Making the Grades
Why is it some mothers delight in giving their children unusual names? For Prosper and Bo (Aaron Johnson and Jasper Harris) this phenomenon proves akin to a curse when the two boys find themselves on the run from their dreadful relatives.
Following the tragic death of the aforementioned parent, the brothers are split up by Aunt and Uncle Hartlieb (Carole Boyd and Bob Goody), because the middle-aged couple only cares to adopt six-year-old Bo. Unhappy with this arrangement, fifteen-year-old Prosper breaks out of the orphanage where he has been interned, kidnaps his younger sibling and then flees to Venice.
Although the canalled city was much romanticized by their Mom, the fugitives find little refuge in its damp corridors until they meet The Thief Lord (Rollo Weeks). Not much older than Prosper, the streetwise masked figure invites them to take up residence in an abandoned cinema with a group of other homeless orphans. Without any better offers, the pair joins the gang, just as the band members, who are used to stealing to meet their basic needs, decide to try their hand at something bigger.
Meanwhile, the heartless Hartliebs have hired a private detective (Jim Carter) to track down the runaways. Thanks to their unique monikers, the gumshoe is soon hot on their heels. His persistent investigation not only endangers the brothers, but also threatens to foil their heist plans and reveal a few secrets about the mysterious Thief Lord.
From beginning to end, the movie evokes a magical mood, so it's no surprise when the script stumbles into an artifact with supernatural powers. This fantasy setting also helps to dispel some of the darker realities of the juveniles' acts of crime, which include lying, robbing, hostage taking, and breaking and entering. While some of these activities result in gunshots and suspenseful moments, there is never any real sense of peril. Yet, there are no consequences for their illegal activities either. Boasting a kids-know-best attitude, adult characters are portrayed as simpletons or buffoons--especially the aunt and uncle, whose villainous reputation is never explained.

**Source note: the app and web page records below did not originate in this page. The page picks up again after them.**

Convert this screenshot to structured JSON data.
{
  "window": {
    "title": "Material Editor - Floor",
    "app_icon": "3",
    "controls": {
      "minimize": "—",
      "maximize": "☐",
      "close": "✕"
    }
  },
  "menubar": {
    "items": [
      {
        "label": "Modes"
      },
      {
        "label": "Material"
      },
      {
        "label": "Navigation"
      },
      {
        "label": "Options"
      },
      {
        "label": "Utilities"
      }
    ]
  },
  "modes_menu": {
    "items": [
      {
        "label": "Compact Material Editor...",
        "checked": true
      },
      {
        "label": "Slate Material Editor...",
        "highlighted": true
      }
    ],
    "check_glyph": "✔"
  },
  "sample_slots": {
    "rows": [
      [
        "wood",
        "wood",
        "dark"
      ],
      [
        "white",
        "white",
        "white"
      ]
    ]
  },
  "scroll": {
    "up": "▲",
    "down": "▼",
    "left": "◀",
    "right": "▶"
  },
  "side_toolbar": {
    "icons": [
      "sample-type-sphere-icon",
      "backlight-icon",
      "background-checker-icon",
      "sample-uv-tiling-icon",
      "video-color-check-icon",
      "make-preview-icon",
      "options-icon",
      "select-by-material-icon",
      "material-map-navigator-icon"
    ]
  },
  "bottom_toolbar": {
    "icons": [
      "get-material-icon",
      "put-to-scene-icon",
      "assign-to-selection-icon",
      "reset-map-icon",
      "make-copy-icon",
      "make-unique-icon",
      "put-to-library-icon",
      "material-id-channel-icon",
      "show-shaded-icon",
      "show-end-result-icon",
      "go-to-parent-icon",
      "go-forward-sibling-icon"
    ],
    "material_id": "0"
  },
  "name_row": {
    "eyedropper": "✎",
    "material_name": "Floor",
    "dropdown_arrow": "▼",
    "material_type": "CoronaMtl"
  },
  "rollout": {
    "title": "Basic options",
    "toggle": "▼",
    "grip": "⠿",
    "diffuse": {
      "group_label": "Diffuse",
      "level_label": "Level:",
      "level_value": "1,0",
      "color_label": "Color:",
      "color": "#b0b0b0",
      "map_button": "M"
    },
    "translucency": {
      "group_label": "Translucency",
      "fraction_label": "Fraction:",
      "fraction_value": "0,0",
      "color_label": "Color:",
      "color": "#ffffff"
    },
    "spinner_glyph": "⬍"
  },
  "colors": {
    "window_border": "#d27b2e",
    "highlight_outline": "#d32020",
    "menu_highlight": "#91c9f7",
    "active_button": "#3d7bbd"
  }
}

Taken at face value, the film presents an engaging adventure tale for its target audience. It also serves up lots of brotherly love and a happy ending, where some of the bad guys turn into good guys and the rest get their comeuppance. Based on a book by best-selling children's author Cornelia Funk, it may even encourage a trip to the library. However parents should note, considering the glamorization of certain activities, the title The Thief Lord is not a misnomer.
Discussion Ideas After The Movie
Teaching ideas and topics to discuss about The Thief Lord.
Throughout the movie, Bo and Prosper attempt to stay out of the clutches of their Aunt and Uncle. What reasons does the script provide for the boys’ distain of these relatives? Are any of them serious enough to deny the couple their right to act as a guardian?
In the story, one character wishes he was old enough to have the responsibilities and respect given to adults, while another wishes he was young enough to enjoy the simple pleasures of childhood again. Why are they discontent? Does age really equal wisdom, maturity, or lack of accountability?